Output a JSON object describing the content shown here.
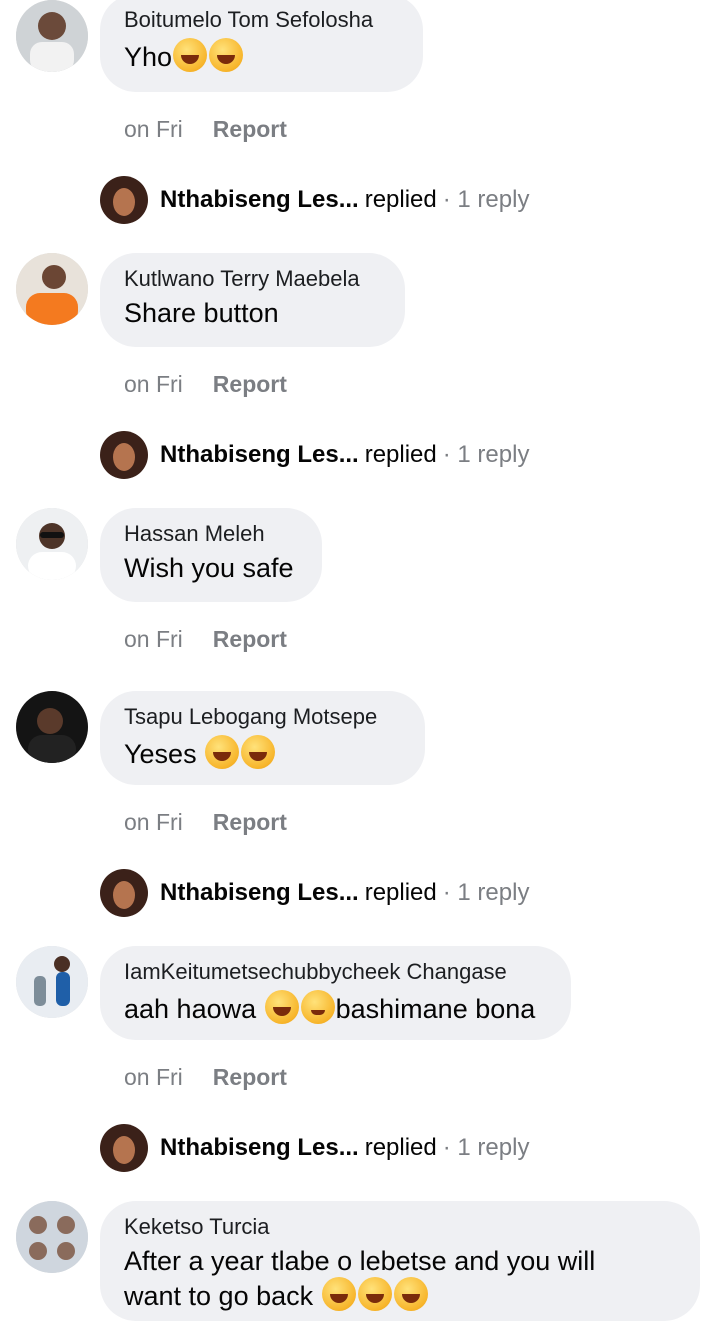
{
  "comments": [
    {
      "author": "Boitumelo Tom Sefolosha",
      "text": "Yho",
      "emojis": [
        "laugh-cry",
        "rofl"
      ],
      "time": "on Fri",
      "report": "Report",
      "reply": {
        "name": "Nthabiseng Les...",
        "verb": "replied",
        "count": "· 1 reply"
      }
    },
    {
      "author": "Kutlwano Terry Maebela",
      "text": "Share button",
      "emojis": [],
      "time": "on Fri",
      "report": "Report",
      "reply": {
        "name": "Nthabiseng Les...",
        "verb": "replied",
        "count": "· 1 reply"
      }
    },
    {
      "author": "Hassan Meleh",
      "text": "Wish you safe",
      "emojis": [],
      "time": "on Fri",
      "report": "Report"
    },
    {
      "author": "Tsapu Lebogang Motsepe",
      "text": "Yeses ",
      "emojis": [
        "rofl",
        "rofl"
      ],
      "time": "on Fri",
      "report": "Report",
      "reply": {
        "name": "Nthabiseng Les...",
        "verb": "replied",
        "count": "· 1 reply"
      }
    },
    {
      "author": "IamKeitumetsechubbycheek Changase",
      "text_before": "aah haowa ",
      "text_after": "bashimane bona",
      "emojis": [
        "laugh-cry",
        "wink"
      ],
      "time": "on Fri",
      "report": "Report",
      "reply": {
        "name": "Nthabiseng Les...",
        "verb": "replied",
        "count": "· 1 reply"
      }
    },
    {
      "author": "Keketso Turcia",
      "text": "After a year tlabe o lebetse and you will want to go back ",
      "emojis": [
        "laugh-cry",
        "laugh-cry",
        "laugh-cry"
      ]
    }
  ]
}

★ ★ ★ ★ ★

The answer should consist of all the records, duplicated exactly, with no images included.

Output a JSON object describing the content shown here.
{
  "comments": [
    {
      "author": "Boitumelo Tom Sefolosha",
      "text": "Yho",
      "emojis": [
        "laugh-cry",
        "rofl"
      ],
      "time": "on Fri",
      "report": "Report",
      "reply": {
        "name": "Nthabiseng Les...",
        "verb": "replied",
        "count": "· 1 reply"
      }
    },
    {
      "author": "Kutlwano Terry Maebela",
      "text": "Share button",
      "emojis": [],
      "time": "on Fri",
      "report": "Report",
      "reply": {
        "name": "Nthabiseng Les...",
        "verb": "replied",
        "count": "· 1 reply"
      }
    },
    {
      "author": "Hassan Meleh",
      "text": "Wish you safe",
      "emojis": [],
      "time": "on Fri",
      "report": "Report"
    },
    {
      "author": "Tsapu Lebogang Motsepe",
      "text": "Yeses ",
      "emojis": [
        "rofl",
        "rofl"
      ],
      "time": "on Fri",
      "report": "Report",
      "reply": {
        "name": "Nthabiseng Les...",
        "verb": "replied",
        "count": "· 1 reply"
      }
    },
    {
      "author": "IamKeitumetsechubbycheek Changase",
      "text_before": "aah haowa ",
      "text_after": "bashimane bona",
      "emojis": [
        "laugh-cry",
        "wink"
      ],
      "time": "on Fri",
      "report": "Report",
      "reply": {
        "name": "Nthabiseng Les...",
        "verb": "replied",
        "count": "· 1 reply"
      }
    },
    {
      "author": "Keketso Turcia",
      "text": "After a year tlabe o lebetse and you will want to go back ",
      "emojis": [
        "laugh-cry",
        "laugh-cry",
        "laugh-cry"
      ]
    }
  ]
}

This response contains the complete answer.